• DESCRIPTION OF THE TASK: This exercise calls for every record to be set down exactly.

Start of PROVIDED MATERIAL

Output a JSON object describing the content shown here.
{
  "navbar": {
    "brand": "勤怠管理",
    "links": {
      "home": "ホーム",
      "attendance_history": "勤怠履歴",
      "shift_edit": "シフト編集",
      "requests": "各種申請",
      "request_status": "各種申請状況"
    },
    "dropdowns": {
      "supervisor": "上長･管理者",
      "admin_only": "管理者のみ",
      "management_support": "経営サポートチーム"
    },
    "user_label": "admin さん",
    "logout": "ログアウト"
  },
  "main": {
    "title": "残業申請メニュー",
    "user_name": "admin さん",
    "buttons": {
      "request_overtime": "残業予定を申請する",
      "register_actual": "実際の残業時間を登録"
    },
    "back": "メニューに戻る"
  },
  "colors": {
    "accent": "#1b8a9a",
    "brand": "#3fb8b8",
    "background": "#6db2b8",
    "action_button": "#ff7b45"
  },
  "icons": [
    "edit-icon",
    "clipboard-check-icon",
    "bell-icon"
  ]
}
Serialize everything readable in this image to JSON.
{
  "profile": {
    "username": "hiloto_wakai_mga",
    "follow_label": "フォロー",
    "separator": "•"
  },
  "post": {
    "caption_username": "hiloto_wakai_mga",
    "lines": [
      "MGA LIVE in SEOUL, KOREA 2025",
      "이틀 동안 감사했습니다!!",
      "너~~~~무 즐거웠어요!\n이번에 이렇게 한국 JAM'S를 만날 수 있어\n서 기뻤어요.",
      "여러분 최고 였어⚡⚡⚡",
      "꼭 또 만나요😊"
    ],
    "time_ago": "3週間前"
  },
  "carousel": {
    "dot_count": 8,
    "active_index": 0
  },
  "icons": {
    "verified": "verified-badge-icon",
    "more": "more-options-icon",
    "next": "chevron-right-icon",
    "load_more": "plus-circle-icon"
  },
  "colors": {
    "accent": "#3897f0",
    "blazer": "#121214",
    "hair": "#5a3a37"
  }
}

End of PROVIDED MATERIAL

• YOUR SOLUTION:
Output a JSON object describing the content shown here.
{
  "navbar": {
    "brand": "勤怠管理",
    "links": {
      "home": "ホーム",
      "attendance_history": "勤怠履歴",
      "shift_edit": "シフト編集",
      "requests": "各種申請",
      "request_status": "各種申請状況"
    },
    "dropdowns": {
      "supervisor": "上長･管理者",
      "admin_only": "管理者のみ",
      "management_support": "経営サポートチーム"
    },
    "user_label": "admin さん",
    "logout": "ログアウト"
  },
  "main": {
    "title": "残業申請メニュー",
    "user_name": "admin さん",
    "buttons": {
      "request_overtime": "残業予定を申請する",
      "register_actual": "実際の残業時間を登録"
    },
    "back": "メニューに戻る"
  },
  "colors": {
    "accent": "#1b8a9a",
    "brand": "#3fb8b8",
    "background": "#6db2b8",
    "action_button": "#ff7b45"
  },
  "icons": [
    "edit-icon",
    "clipboard-check-icon",
    "bell-icon"
  ]
}
Serialize everything readable in this image to JSON.
{
  "profile": {
    "username": "hiloto_wakai_mga",
    "follow_label": "フォロー",
    "separator": "•"
  },
  "post": {
    "caption_username": "hiloto_wakai_mga",
    "lines": [
      "MGA LIVE in SEOUL, KOREA 2025",
      "이틀 동안 감사했습니다!!",
      "너~~~~무 즐거웠어요!\n이번에 이렇게 한국 JAM'S를 만날 수 있어\n서 기뻤어요.",
      "여러분 최고 였어⚡⚡⚡",
      "꼭 또 만나요😊"
    ],
    "time_ago": "3週間前"
  },
  "carousel": {
    "dot_count": 8,
    "active_index": 0
  },
  "icons": {
    "verified": "verified-badge-icon",
    "more": "more-options-icon",
    "next": "chevron-right-icon",
    "load_more": "plus-circle-icon"
  },
  "colors": {
    "accent": "#3897f0",
    "blazer": "#121214",
    "hair": "#5a3a37"
  }
}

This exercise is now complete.